595-4 Analysis of Biological Soil Crust Mapping in the Mojave Desert, USA.

Poster Number 546

See more from this Division: S06 Soil & Water Management & Conservation
See more from this Session: Assessment, Modeling, and Remote Sensing (Posters)

Monday, 6 October 2008
George R. Brown Convention Center, Exhibit Hall E

Amanda Williams, Department of Geoscience, University of Nevada, Las Vegas, Las Vegas, NV, Brenda Buck, Dep. Geoscience, Las Vegas, NV, Deborah Soukup, 4505 Maryland Parkway, Department of Geoscience, Las Vegas, NV, Brett T. McLaurin, Department of Geography and Geosciences, Bloomsburg University of Pennsylvania, Bloomsburg, PA, Henry Sun, Division of Earth and Ecosystem Sciences, Desert Res. Inst., Las Vegas, NV and Douglas Merkler, NRCS, USDA, Las Vegas, NV

Biological soil crusts (BSCs) are critical ecological components in arid regions around the world.  These crusts form living, desert skin that reduces soil erosion, influences soil fertility, manages soil moisture/temperature, and prevents desertification.  BSCs are fragile resources, easily destroyed by physical disturbances and potentially impacted by climate change.

Despite their ecological importance, the environmental factors controlling BSC distribution in the Mojave Desert are poorly understood.  Furthermore, no predictive modeling technique exists for BSCs in Mojave landscapes.  Our investigation employs a novel, interdisciplinary approach to investigate BSC ecology and to develop a predictive model of BSC biotic potential.

We discuss initial results from various BSC mapping techniques (remote sensing indices, field-based mapping, and geomorphic mapping) and surface characterization.  Our data indicate the application of two remote sensing indices (Karnieli et al., 1997; Chen et al., 2005) with high resolution Quickbird ® multispectral imagery (2.44m) effectively delineate BSC density into three mapping units.  In contrast, our field-based map is divided into 10 mapping units reflecting BSC distribution, density, morphology, and species composition.  Field-based mapping further addresses surface characteristics that control soil stability and resistance to disturbance. 

Initial field data and mapping reveal geomorphology is a primary controlling factor in BSC distribution within the Mojave.  Because geomorphology largely determines soil characteristics that influence crust distribution, geomorphic maps could be incorporated into a BSC predictive model.   The science of BSCs is still in its infancy, with few conclusive answers regarding their biology.  Our interdisciplinary approach to BSCs bridges gaps between biology, ecology, soil science, hydrology, statistics, chemistry, geomorphology, GIS, and remote sensing.  Our research aids in understanding interrelationships between biological soil crusts, soils, geomorphology, and land stability.  
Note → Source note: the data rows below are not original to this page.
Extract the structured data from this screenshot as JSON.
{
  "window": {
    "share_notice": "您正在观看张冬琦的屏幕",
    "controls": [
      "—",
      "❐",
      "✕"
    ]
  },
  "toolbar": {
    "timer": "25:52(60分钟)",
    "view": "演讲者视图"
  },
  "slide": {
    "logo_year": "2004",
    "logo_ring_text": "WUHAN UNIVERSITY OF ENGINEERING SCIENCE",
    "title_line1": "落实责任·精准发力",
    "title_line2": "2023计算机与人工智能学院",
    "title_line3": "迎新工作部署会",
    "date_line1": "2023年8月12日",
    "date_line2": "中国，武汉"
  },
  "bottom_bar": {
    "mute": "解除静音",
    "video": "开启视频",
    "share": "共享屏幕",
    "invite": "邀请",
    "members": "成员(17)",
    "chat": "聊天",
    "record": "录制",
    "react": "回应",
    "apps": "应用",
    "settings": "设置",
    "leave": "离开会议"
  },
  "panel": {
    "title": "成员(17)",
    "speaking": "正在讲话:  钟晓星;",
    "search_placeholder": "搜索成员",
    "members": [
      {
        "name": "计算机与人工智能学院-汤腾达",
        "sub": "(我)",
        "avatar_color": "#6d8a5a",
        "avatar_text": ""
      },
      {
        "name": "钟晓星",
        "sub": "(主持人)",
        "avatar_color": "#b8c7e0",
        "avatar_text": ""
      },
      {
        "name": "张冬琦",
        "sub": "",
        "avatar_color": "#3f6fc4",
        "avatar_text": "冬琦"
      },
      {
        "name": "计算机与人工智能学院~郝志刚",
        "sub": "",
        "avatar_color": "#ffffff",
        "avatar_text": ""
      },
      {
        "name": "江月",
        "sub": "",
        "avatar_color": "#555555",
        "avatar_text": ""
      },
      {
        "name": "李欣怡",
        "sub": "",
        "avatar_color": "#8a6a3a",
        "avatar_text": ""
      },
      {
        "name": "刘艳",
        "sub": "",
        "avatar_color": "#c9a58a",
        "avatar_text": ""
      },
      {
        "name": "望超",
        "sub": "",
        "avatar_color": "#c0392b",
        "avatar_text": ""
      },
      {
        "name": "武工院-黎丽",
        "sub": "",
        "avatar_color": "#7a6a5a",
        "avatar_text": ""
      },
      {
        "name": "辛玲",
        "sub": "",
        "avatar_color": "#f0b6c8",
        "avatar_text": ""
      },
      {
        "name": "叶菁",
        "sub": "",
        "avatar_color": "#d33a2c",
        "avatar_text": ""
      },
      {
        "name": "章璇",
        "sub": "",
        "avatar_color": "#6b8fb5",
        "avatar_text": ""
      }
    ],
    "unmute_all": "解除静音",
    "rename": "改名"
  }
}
See more from this Division: S06 Soil & Water Management & Conservation
See more from this Session: Assessment, Modeling, and Remote Sensing (Posters)